The goal here is an exact copy of the entries below, without their pictures.

^^^^

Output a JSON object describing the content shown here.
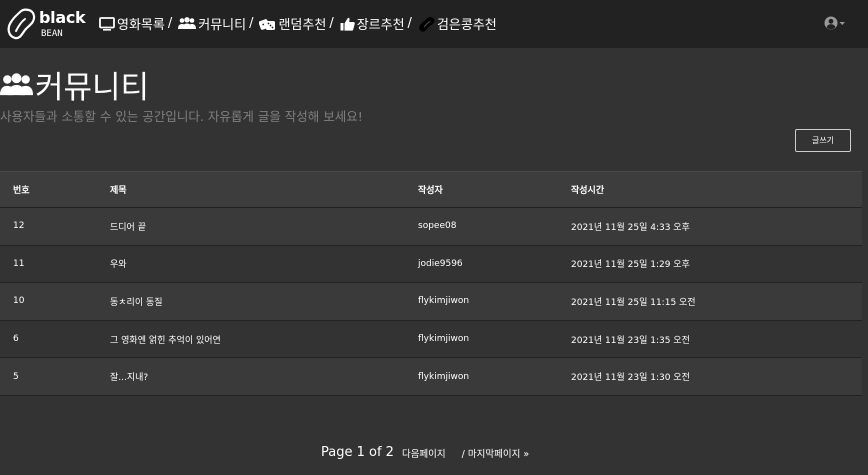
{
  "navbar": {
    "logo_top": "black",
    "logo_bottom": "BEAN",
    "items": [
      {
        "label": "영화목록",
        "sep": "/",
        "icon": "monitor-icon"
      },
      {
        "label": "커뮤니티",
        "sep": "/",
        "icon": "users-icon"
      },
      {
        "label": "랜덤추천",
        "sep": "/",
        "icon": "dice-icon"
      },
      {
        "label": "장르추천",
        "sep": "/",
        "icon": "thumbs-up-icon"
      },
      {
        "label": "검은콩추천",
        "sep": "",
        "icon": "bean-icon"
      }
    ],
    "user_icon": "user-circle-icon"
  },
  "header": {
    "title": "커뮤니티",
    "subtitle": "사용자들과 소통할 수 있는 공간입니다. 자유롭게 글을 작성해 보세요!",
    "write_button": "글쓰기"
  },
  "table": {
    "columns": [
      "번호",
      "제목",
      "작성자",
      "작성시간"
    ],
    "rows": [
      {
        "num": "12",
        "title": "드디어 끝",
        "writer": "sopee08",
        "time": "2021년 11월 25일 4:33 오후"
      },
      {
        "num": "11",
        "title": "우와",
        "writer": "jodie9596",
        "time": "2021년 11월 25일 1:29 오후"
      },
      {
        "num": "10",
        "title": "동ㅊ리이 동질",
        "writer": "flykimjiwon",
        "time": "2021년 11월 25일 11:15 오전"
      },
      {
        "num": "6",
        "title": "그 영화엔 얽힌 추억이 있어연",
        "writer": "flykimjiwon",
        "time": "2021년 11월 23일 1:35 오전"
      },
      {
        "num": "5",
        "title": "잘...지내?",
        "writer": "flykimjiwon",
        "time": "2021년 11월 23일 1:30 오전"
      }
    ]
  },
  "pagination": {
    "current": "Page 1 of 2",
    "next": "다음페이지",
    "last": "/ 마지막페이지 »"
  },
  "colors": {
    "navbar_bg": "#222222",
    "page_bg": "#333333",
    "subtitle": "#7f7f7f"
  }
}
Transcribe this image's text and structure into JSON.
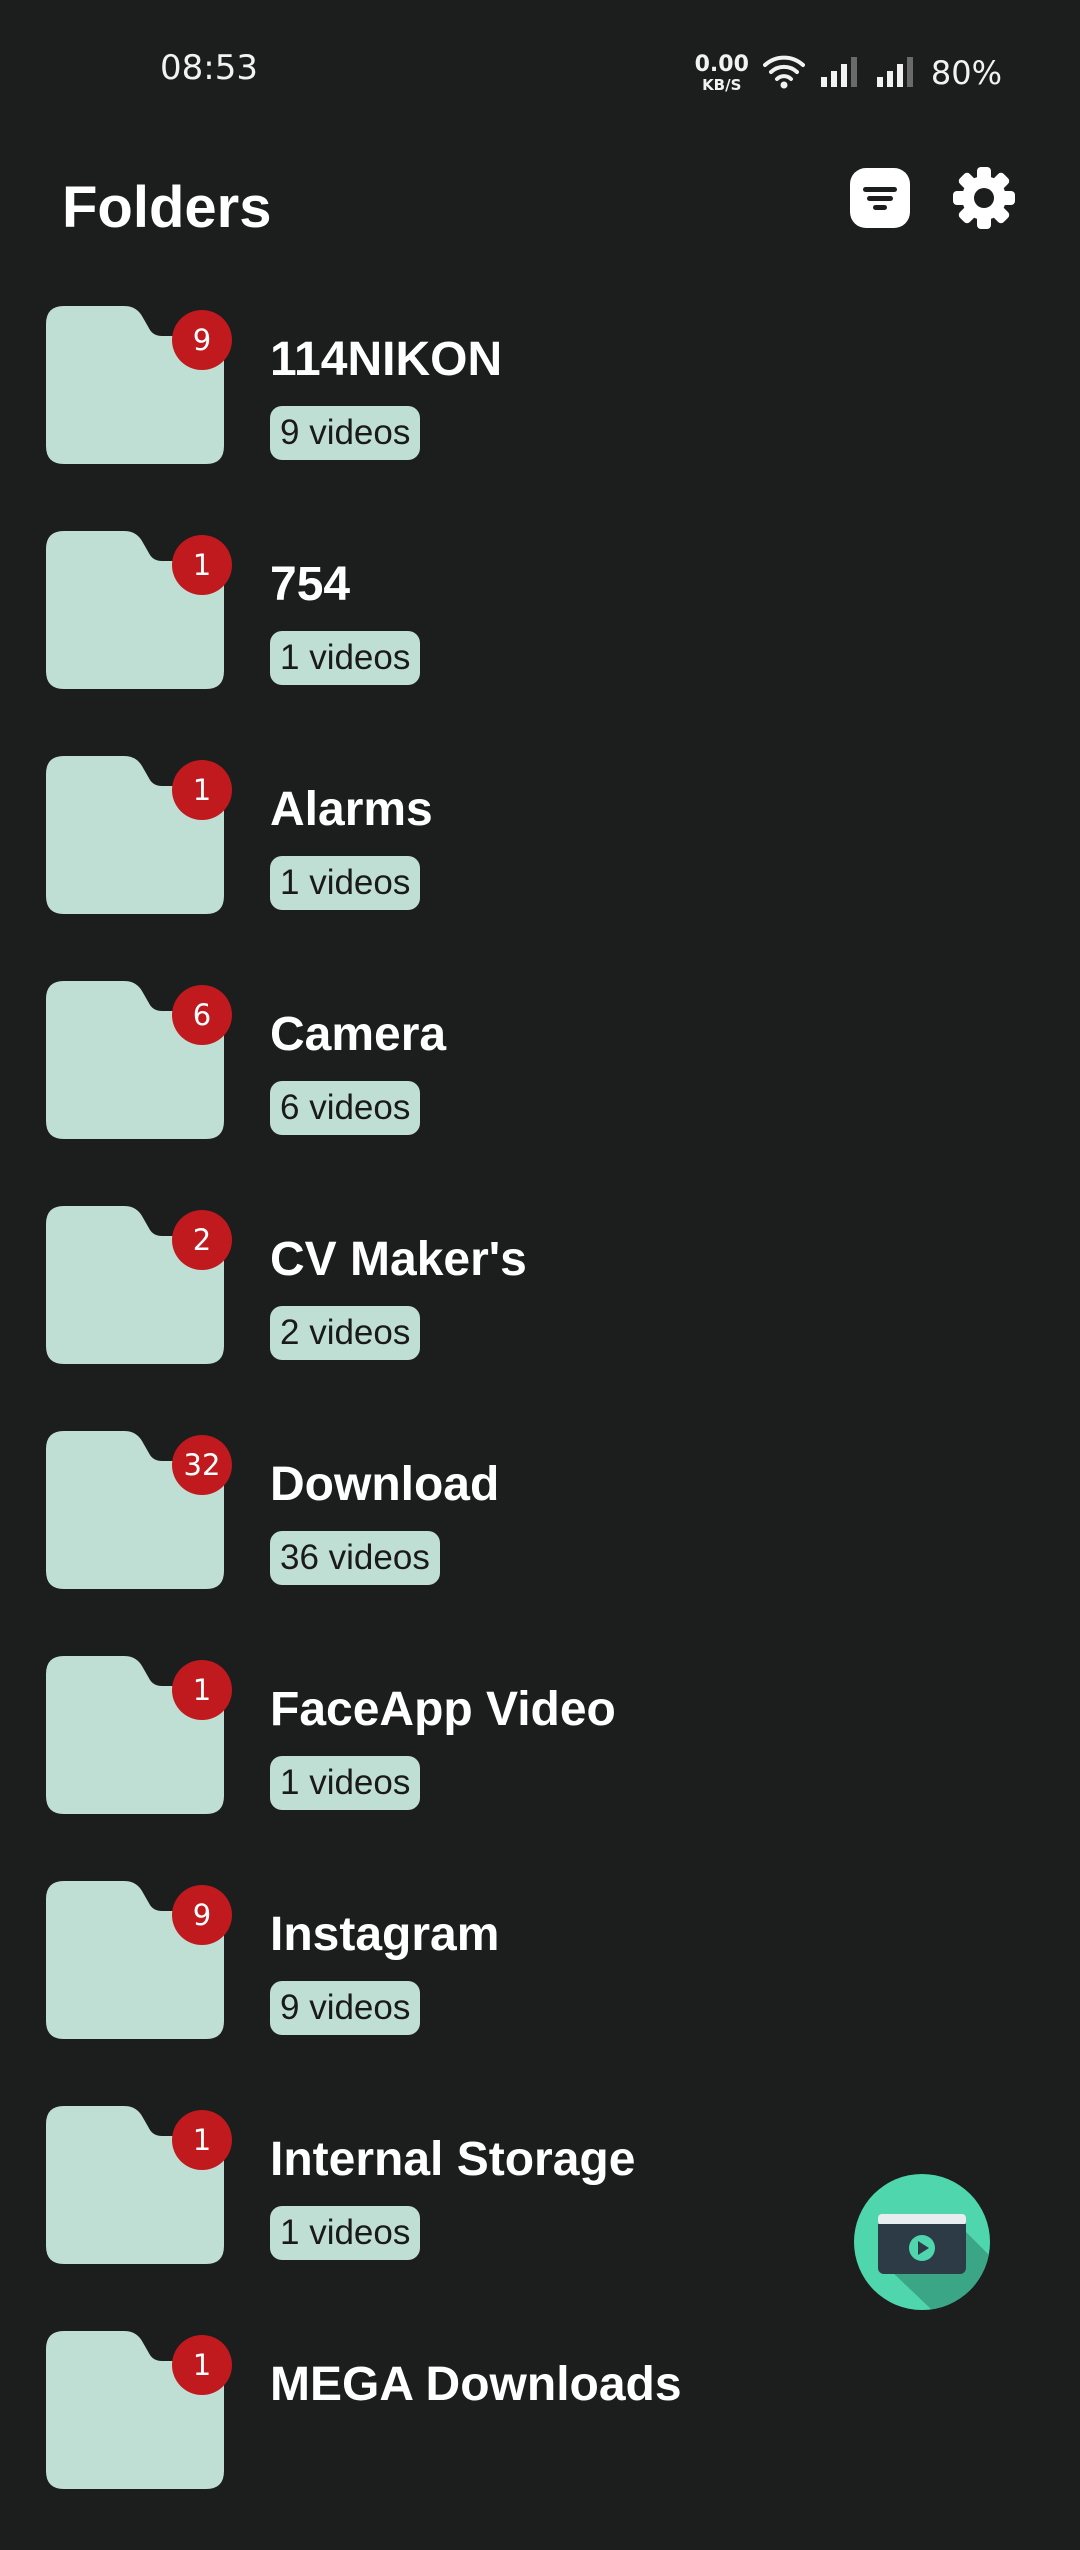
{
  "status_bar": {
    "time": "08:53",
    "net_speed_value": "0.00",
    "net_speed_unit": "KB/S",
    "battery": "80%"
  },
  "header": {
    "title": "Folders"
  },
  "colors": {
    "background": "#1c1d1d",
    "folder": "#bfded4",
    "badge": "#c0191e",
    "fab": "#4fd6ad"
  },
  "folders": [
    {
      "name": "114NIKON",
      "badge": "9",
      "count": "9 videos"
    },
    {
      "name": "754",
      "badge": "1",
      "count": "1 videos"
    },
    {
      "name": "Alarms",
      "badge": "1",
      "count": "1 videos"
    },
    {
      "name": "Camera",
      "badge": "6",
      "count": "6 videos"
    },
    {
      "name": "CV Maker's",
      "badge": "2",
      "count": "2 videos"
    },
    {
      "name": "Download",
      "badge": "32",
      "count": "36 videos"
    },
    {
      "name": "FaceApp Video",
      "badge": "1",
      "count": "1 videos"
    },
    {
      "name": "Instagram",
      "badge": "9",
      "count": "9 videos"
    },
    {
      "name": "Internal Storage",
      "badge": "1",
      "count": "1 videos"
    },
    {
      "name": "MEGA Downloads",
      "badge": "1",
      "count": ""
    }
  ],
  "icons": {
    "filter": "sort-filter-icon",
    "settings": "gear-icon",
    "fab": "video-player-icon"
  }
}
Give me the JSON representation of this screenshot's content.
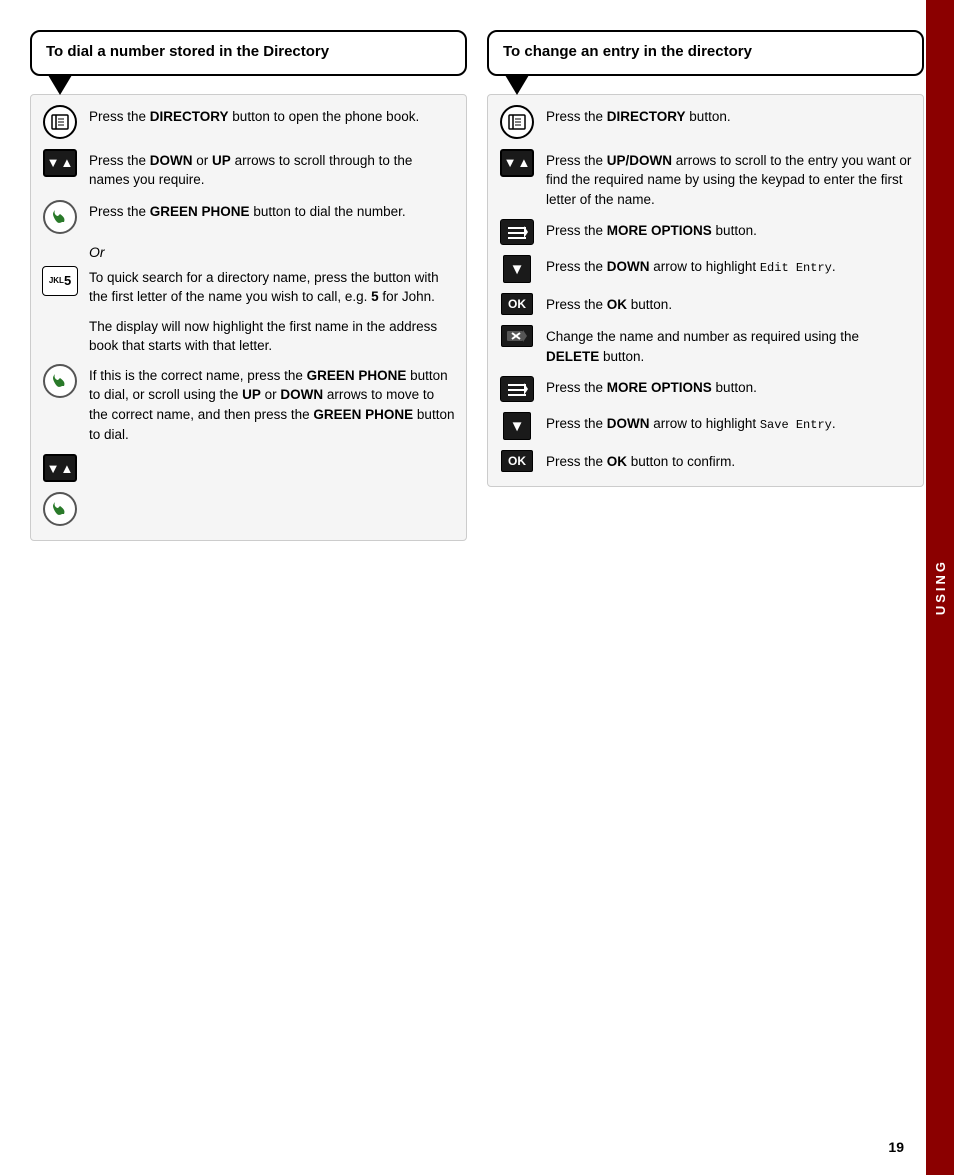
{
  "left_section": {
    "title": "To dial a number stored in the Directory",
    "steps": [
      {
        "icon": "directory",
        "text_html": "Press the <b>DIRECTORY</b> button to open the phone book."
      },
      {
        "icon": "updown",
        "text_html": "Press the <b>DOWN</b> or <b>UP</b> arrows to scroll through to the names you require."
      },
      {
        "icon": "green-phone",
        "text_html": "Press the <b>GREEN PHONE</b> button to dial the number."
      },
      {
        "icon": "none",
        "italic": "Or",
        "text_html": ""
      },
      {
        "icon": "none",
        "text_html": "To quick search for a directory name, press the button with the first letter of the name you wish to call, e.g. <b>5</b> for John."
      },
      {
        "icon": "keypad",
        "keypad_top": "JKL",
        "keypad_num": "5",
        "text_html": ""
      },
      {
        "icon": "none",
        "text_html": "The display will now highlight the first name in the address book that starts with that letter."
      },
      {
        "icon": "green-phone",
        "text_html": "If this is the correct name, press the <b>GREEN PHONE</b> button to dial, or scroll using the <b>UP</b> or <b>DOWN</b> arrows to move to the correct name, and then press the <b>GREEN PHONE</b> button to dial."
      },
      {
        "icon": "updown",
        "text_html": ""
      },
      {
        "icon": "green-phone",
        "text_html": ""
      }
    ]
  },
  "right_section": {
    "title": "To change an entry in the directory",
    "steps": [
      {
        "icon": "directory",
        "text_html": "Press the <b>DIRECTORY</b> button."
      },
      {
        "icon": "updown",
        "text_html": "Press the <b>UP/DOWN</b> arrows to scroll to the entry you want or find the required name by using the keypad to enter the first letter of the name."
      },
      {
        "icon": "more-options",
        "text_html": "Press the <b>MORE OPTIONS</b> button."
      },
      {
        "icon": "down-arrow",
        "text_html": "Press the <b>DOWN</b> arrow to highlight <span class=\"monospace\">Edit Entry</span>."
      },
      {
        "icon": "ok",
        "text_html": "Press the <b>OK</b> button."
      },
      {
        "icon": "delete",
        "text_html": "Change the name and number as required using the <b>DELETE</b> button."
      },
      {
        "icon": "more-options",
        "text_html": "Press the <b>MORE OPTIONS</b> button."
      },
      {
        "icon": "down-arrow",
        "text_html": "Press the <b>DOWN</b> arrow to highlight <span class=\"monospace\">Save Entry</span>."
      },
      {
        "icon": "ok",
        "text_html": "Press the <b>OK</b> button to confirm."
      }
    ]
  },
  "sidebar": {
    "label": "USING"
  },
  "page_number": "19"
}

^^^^

■ **Response to this exercise**
Output a JSON object describing the content shown here.
{
  "navbar": {
    "logo_top": "black",
    "logo_bottom": "BEAN",
    "items": [
      {
        "label": "영화목록",
        "sep": "/",
        "icon": "monitor-icon"
      },
      {
        "label": "커뮤니티",
        "sep": "/",
        "icon": "users-icon"
      },
      {
        "label": "랜덤추천",
        "sep": "/",
        "icon": "dice-icon"
      },
      {
        "label": "장르추천",
        "sep": "/",
        "icon": "thumbs-up-icon"
      },
      {
        "label": "검은콩추천",
        "sep": "",
        "icon": "bean-icon"
      }
    ],
    "user_icon": "user-circle-icon"
  },
  "header": {
    "title": "커뮤니티",
    "subtitle": "사용자들과 소통할 수 있는 공간입니다. 자유롭게 글을 작성해 보세요!",
    "write_button": "글쓰기"
  },
  "table": {
    "columns": [
      "번호",
      "제목",
      "작성자",
      "작성시간"
    ],
    "rows": [
      {
        "num": "12",
        "title": "드디어 끝",
        "writer": "sopee08",
        "time": "2021년 11월 25일 4:33 오후"
      },
      {
        "num": "11",
        "title": "우와",
        "writer": "jodie9596",
        "time": "2021년 11월 25일 1:29 오후"
      },
      {
        "num": "10",
        "title": "동ㅊ리이 동질",
        "writer": "flykimjiwon",
        "time": "2021년 11월 25일 11:15 오전"
      },
      {
        "num": "6",
        "title": "그 영화엔 얽힌 추억이 있어연",
        "writer": "flykimjiwon",
        "time": "2021년 11월 23일 1:35 오전"
      },
      {
        "num": "5",
        "title": "잘...지내?",
        "writer": "flykimjiwon",
        "time": "2021년 11월 23일 1:30 오전"
      }
    ]
  },
  "pagination": {
    "current": "Page 1 of 2",
    "next": "다음페이지",
    "last": "/ 마지막페이지 »"
  },
  "colors": {
    "navbar_bg": "#222222",
    "page_bg": "#333333",
    "subtitle": "#7f7f7f"
  }
}
Transcribe this image's text and structure into JSON.
{
  "status_bar": {
    "time": "08:53",
    "net_speed_value": "0.00",
    "net_speed_unit": "KB/S",
    "battery": "80%"
  },
  "header": {
    "title": "Folders"
  },
  "colors": {
    "background": "#1c1d1d",
    "folder": "#bfded4",
    "badge": "#c0191e",
    "fab": "#4fd6ad"
  },
  "folders": [
    {
      "name": "114NIKON",
      "badge": "9",
      "count": "9 videos"
    },
    {
      "name": "754",
      "badge": "1",
      "count": "1 videos"
    },
    {
      "name": "Alarms",
      "badge": "1",
      "count": "1 videos"
    },
    {
      "name": "Camera",
      "badge": "6",
      "count": "6 videos"
    },
    {
      "name": "CV Maker's",
      "badge": "2",
      "count": "2 videos"
    },
    {
      "name": "Download",
      "badge": "32",
      "count": "36 videos"
    },
    {
      "name": "FaceApp Video",
      "badge": "1",
      "count": "1 videos"
    },
    {
      "name": "Instagram",
      "badge": "9",
      "count": "9 videos"
    },
    {
      "name": "Internal Storage",
      "badge": "1",
      "count": "1 videos"
    },
    {
      "name": "MEGA Downloads",
      "badge": "1",
      "count": ""
    }
  ],
  "icons": {
    "filter": "sort-filter-icon",
    "settings": "gear-icon",
    "fab": "video-player-icon"
  }
}
Give me the JSON representation of this screenshot's content.
{
  "left_section": {
    "title": "To dial a number stored in the Directory",
    "steps": [
      {
        "icon": "directory",
        "text_html": "Press the <b>DIRECTORY</b> button to open the phone book."
      },
      {
        "icon": "updown",
        "text_html": "Press the <b>DOWN</b> or <b>UP</b> arrows to scroll through to the names you require."
      },
      {
        "icon": "green-phone",
        "text_html": "Press the <b>GREEN PHONE</b> button to dial the number."
      },
      {
        "icon": "none",
        "italic": "Or",
        "text_html": ""
      },
      {
        "icon": "none",
        "text_html": "To quick search for a directory name, press the button with the first letter of the name you wish to call, e.g. <b>5</b> for John."
      },
      {
        "icon": "keypad",
        "keypad_top": "JKL",
        "keypad_num": "5",
        "text_html": ""
      },
      {
        "icon": "none",
        "text_html": "The display will now highlight the first name in the address book that starts with that letter."
      },
      {
        "icon": "green-phone",
        "text_html": "If this is the correct name, press the <b>GREEN PHONE</b> button to dial, or scroll using the <b>UP</b> or <b>DOWN</b> arrows to move to the correct name, and then press the <b>GREEN PHONE</b> button to dial."
      },
      {
        "icon": "updown",
        "text_html": ""
      },
      {
        "icon": "green-phone",
        "text_html": ""
      }
    ]
  },
  "right_section": {
    "title": "To change an entry in the directory",
    "steps": [
      {
        "icon": "directory",
        "text_html": "Press the <b>DIRECTORY</b> button."
      },
      {
        "icon": "updown",
        "text_html": "Press the <b>UP/DOWN</b> arrows to scroll to the entry you want or find the required name by using the keypad to enter the first letter of the name."
      },
      {
        "icon": "more-options",
        "text_html": "Press the <b>MORE OPTIONS</b> button."
      },
      {
        "icon": "down-arrow",
        "text_html": "Press the <b>DOWN</b> arrow to highlight <span class=\"monospace\">Edit Entry</span>."
      },
      {
        "icon": "ok",
        "text_html": "Press the <b>OK</b> button."
      },
      {
        "icon": "delete",
        "text_html": "Change the name and number as required using the <b>DELETE</b> button."
      },
      {
        "icon": "more-options",
        "text_html": "Press the <b>MORE OPTIONS</b> button."
      },
      {
        "icon": "down-arrow",
        "text_html": "Press the <b>DOWN</b> arrow to highlight <span class=\"monospace\">Save Entry</span>."
      },
      {
        "icon": "ok",
        "text_html": "Press the <b>OK</b> button to confirm."
      }
    ]
  },
  "sidebar": {
    "label": "USING"
  },
  "page_number": "19"
}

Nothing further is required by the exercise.